**Work required**
State how many lines of the entries hold the string "Mesh", and output nothing but that count.

- - - - -

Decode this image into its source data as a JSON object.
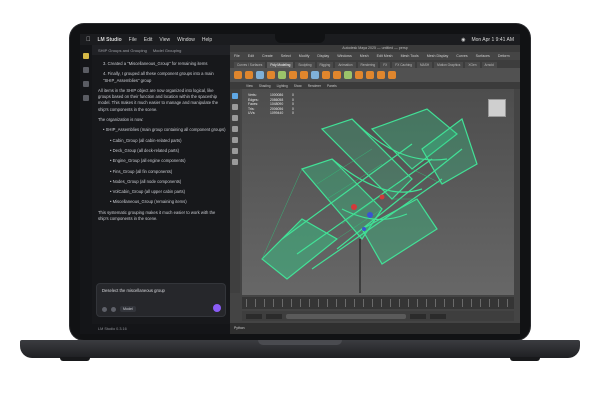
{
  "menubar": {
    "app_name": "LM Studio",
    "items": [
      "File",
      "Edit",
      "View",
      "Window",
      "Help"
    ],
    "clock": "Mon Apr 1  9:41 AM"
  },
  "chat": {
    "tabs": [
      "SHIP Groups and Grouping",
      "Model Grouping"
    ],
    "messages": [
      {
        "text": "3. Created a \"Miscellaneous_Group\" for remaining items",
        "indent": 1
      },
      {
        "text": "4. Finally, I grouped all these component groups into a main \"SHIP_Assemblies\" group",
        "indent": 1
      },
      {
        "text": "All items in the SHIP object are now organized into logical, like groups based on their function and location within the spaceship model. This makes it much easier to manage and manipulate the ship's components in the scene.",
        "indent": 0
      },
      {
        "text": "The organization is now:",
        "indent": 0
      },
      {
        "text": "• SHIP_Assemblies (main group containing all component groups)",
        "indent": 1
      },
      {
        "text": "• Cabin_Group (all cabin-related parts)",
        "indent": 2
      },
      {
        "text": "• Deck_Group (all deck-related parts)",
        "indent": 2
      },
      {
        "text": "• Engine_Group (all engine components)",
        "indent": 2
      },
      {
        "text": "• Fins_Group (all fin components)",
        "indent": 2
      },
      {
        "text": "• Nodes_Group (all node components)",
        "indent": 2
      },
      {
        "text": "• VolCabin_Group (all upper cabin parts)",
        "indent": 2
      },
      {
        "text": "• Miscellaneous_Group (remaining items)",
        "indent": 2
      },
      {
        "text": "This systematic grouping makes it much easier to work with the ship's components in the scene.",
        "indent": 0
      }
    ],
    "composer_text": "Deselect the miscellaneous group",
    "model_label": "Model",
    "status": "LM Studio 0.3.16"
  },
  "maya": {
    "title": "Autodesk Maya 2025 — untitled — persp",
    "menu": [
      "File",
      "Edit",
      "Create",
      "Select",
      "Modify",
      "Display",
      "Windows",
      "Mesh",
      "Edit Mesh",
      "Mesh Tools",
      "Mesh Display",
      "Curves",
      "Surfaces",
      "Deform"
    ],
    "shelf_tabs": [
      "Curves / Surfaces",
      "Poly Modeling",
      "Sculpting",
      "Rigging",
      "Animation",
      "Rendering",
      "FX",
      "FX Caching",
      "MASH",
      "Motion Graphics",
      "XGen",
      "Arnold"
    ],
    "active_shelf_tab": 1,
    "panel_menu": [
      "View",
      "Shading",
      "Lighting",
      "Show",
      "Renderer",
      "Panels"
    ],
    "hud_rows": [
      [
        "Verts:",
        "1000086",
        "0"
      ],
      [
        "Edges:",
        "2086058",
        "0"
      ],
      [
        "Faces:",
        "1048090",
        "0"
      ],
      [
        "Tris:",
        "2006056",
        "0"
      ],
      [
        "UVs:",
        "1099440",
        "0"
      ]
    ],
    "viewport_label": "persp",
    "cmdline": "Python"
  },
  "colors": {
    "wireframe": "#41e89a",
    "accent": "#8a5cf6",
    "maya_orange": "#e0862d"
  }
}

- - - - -

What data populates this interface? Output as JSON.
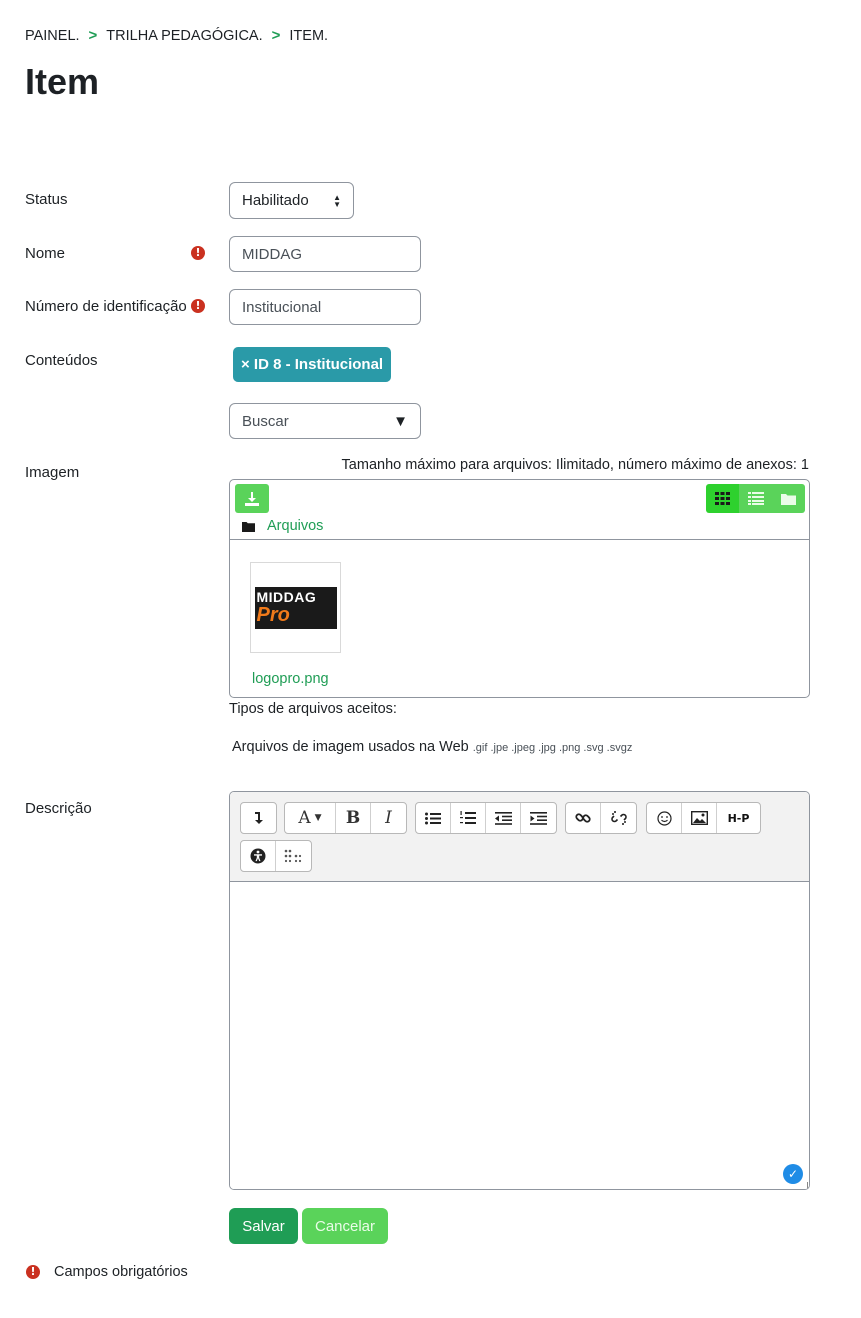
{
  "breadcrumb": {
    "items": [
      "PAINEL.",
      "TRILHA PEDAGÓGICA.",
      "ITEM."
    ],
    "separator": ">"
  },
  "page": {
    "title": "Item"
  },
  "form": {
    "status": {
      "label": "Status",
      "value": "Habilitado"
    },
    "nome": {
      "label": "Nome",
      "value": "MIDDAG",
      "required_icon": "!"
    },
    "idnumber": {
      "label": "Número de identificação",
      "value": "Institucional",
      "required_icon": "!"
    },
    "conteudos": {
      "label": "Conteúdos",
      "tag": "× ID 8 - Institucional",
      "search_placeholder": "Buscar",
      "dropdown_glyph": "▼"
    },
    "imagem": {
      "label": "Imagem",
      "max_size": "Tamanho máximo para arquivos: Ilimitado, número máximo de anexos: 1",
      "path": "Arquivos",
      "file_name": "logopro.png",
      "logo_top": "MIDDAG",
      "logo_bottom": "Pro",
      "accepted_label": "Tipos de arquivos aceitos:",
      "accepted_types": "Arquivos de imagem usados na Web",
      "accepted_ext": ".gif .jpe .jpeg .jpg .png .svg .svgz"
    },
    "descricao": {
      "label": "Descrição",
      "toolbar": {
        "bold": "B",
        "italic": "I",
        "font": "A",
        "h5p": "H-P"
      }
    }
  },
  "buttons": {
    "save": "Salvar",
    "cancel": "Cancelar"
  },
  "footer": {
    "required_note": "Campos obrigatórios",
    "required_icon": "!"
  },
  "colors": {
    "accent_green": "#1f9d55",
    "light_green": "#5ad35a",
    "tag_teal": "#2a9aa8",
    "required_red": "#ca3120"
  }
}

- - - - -

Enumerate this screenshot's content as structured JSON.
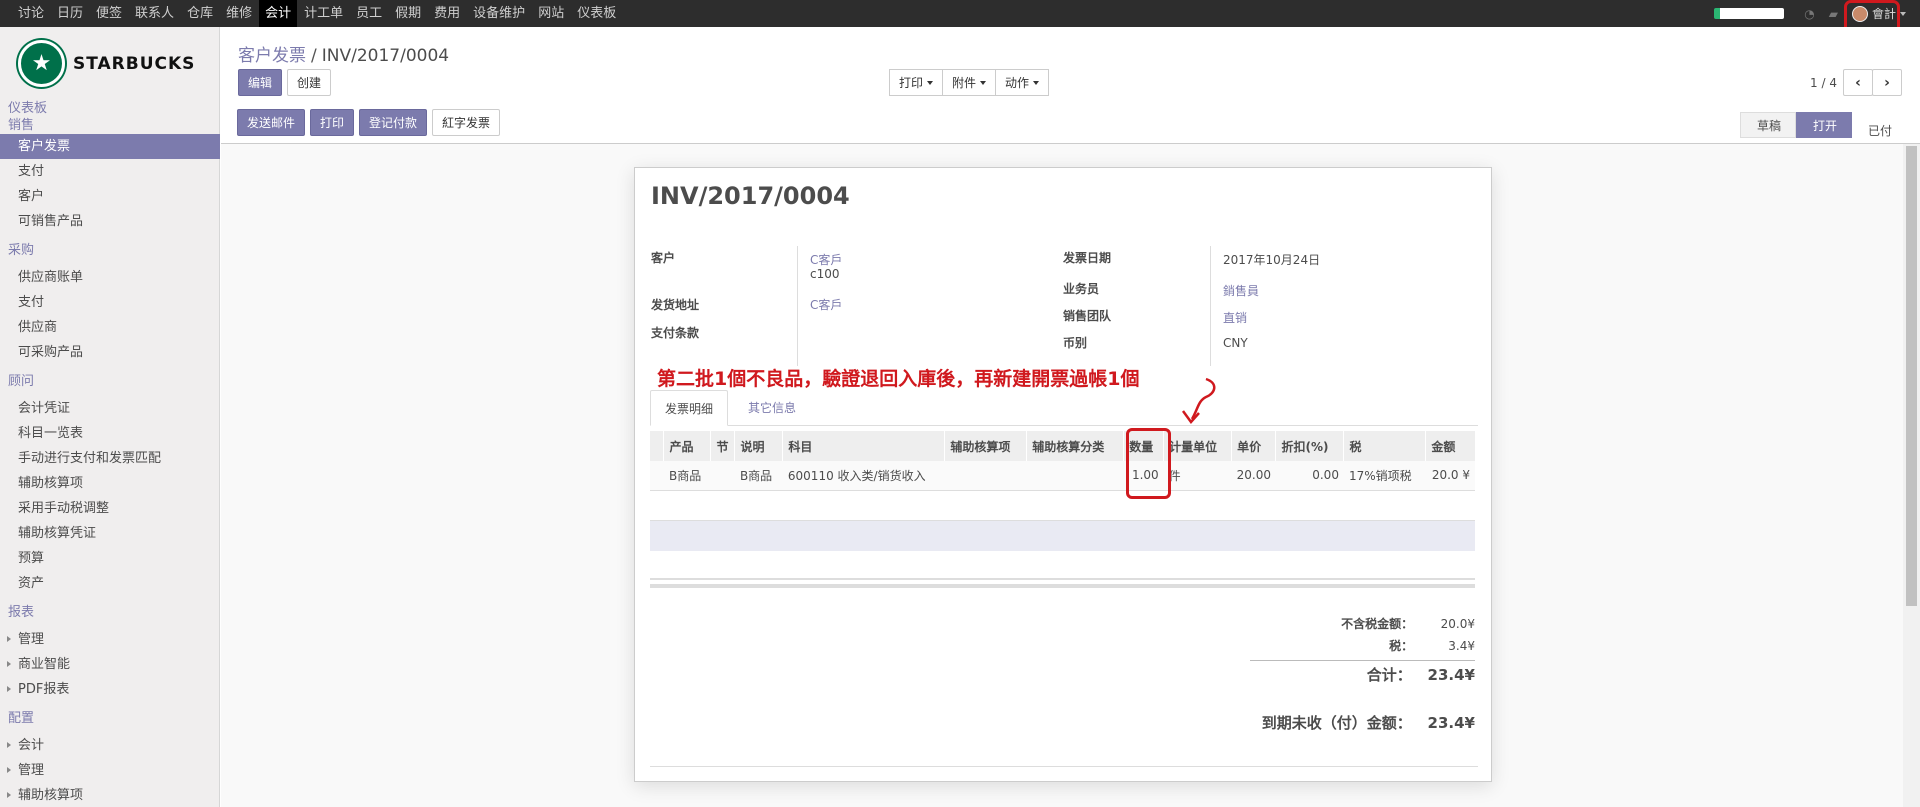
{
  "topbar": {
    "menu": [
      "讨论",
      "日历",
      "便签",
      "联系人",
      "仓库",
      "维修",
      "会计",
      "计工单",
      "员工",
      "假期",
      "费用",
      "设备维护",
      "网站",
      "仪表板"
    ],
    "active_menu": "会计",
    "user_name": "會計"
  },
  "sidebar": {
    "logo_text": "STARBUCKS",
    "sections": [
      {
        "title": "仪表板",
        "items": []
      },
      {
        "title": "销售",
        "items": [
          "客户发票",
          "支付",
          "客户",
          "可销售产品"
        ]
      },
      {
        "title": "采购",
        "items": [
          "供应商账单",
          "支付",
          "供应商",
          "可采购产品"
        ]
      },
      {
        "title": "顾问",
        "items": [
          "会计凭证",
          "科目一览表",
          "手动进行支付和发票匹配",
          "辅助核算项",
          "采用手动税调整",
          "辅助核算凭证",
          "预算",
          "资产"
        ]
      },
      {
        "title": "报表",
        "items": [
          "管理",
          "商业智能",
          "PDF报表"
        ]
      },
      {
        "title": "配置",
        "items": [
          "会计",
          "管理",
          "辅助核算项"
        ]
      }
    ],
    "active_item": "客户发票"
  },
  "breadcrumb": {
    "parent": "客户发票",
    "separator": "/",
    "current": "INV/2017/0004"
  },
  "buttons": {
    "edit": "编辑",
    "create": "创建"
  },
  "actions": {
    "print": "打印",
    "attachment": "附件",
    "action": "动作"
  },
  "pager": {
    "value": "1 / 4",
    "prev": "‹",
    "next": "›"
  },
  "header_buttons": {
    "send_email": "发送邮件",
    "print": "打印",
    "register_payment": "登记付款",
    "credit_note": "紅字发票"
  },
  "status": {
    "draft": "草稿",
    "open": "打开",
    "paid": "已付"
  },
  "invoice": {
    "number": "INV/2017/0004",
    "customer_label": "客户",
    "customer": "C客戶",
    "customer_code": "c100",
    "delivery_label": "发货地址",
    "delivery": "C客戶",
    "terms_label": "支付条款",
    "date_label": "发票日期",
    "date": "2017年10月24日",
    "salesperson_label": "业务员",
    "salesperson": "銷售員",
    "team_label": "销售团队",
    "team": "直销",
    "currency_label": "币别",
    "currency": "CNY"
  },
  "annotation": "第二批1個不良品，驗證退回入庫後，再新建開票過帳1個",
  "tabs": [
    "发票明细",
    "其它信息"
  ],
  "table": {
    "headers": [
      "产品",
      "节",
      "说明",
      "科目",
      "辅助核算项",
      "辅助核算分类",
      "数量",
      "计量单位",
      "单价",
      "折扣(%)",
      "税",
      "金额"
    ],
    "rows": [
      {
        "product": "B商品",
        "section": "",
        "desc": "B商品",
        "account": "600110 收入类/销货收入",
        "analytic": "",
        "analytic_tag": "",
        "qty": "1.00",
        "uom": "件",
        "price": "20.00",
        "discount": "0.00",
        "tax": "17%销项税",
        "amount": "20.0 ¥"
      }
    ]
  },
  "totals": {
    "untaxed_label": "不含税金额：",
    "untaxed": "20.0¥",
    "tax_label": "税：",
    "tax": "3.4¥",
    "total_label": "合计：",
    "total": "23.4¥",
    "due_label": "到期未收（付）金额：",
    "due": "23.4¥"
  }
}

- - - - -

**Solution to the problem**
4